The grant, which will be dispersed over four years, is intended to help improve safe prescribing of opioid painkillers. California was one of 16 states to receive the CDC grant.
“Prescription opioid misuse can hurt anyone who has access to these medications, as well as their families and loved ones,” said Dr. Karen Smith, director of the CDPH and state health officer. “People often associate drug abuse with illegal drugs, but this effort targets the misuse of drugs that were prescribed for pain management.”
In 2013, more than 16,000 people died from prescription opioid overdoses in the U.S., which is down from the estimated 41,000 deaths attributed to opioid overdoses in 2012. There were 4,318 deaths from drug poisonings in California in 2013. The majority was from prescription medications, with opioids being the mostly frequently prescribed.
In the past, prescription opioids (such as hydrocodone, oxycodone, morphine and codeine) were prescribed for relieving short-term pain. Now, they are increasingly being used for long-term pain management, and as a result, sales of opioid pain relievers quadrupled in the past 10 years. By 2010, enough opioid pain relievers were sold to medicate every American adult (about 240 million people) every four hours for an entire month, according to the CDC.
In November 2014, the California Medical Board revised its guidelines for doctors prescribing opioid painkillers which included other alternatives for pain management and new restrictions on refilling painkiller prescriptions.

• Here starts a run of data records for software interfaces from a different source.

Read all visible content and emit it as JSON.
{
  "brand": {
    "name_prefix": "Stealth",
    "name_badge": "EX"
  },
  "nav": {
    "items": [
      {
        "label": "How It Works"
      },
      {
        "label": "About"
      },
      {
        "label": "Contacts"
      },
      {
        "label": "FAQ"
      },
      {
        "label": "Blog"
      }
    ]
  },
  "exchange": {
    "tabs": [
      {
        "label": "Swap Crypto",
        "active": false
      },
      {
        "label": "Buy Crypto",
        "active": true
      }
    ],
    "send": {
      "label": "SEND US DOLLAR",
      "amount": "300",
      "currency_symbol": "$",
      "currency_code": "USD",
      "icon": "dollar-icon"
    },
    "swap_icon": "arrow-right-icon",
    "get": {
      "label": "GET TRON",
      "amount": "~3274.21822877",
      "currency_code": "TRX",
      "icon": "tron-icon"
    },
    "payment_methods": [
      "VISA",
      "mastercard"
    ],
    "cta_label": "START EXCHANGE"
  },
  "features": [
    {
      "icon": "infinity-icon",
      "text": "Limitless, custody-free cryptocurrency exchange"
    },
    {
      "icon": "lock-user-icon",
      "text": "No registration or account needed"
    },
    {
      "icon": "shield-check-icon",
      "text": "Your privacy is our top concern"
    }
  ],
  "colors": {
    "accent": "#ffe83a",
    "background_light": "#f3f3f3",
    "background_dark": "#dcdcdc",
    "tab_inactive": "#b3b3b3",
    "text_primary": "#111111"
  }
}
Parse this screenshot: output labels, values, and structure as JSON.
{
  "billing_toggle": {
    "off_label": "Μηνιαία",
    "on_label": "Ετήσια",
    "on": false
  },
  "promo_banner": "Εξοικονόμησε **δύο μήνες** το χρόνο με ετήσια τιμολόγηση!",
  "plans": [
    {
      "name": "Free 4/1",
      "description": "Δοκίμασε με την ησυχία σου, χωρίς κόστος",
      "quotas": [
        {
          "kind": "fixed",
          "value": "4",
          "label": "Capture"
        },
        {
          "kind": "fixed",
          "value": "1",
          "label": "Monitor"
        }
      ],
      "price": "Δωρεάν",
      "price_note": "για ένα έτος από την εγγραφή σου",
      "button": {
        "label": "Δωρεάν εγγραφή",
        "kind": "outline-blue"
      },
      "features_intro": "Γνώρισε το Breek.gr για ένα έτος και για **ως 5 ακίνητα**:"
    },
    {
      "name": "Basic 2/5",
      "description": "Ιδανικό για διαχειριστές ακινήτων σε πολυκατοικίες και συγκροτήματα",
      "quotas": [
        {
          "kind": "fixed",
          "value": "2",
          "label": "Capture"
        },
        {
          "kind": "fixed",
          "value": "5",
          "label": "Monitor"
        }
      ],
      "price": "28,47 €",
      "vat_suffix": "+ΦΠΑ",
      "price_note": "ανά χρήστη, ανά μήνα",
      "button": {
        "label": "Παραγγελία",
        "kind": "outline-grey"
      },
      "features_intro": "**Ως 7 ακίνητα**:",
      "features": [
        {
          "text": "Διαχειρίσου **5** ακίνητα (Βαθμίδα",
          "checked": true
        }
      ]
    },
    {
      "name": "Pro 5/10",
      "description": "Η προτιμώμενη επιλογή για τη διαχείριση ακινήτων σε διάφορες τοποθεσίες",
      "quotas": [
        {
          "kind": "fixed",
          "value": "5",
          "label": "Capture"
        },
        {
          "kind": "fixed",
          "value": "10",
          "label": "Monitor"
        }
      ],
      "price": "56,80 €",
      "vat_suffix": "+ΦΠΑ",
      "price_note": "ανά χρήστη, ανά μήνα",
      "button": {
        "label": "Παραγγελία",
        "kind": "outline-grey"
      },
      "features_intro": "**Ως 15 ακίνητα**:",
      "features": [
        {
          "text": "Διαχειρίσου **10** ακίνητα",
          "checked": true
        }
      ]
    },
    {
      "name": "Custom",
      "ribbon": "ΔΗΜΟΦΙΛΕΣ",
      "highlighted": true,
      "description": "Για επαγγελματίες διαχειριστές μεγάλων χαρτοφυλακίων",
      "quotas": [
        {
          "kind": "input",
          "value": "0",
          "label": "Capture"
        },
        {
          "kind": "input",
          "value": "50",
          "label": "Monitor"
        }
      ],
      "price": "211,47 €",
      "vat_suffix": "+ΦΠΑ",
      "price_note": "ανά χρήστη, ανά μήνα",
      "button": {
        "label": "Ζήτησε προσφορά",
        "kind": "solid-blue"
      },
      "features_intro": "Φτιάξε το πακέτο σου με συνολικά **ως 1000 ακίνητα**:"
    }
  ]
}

In 2014, California formed the Prescription Opioid Misuse and Overdose Prevention Workgroup, bringing together state departments to alert health care providers, pharmacists and the public of this issue. CDPH developed the grant application with support from this workgroup, and will partner with the Department of Justice and the Department of Health Care Services, with assistance by the University of California Davis Medical Center, the California HealthCare Foundation and the San Francisco Department of Public Health.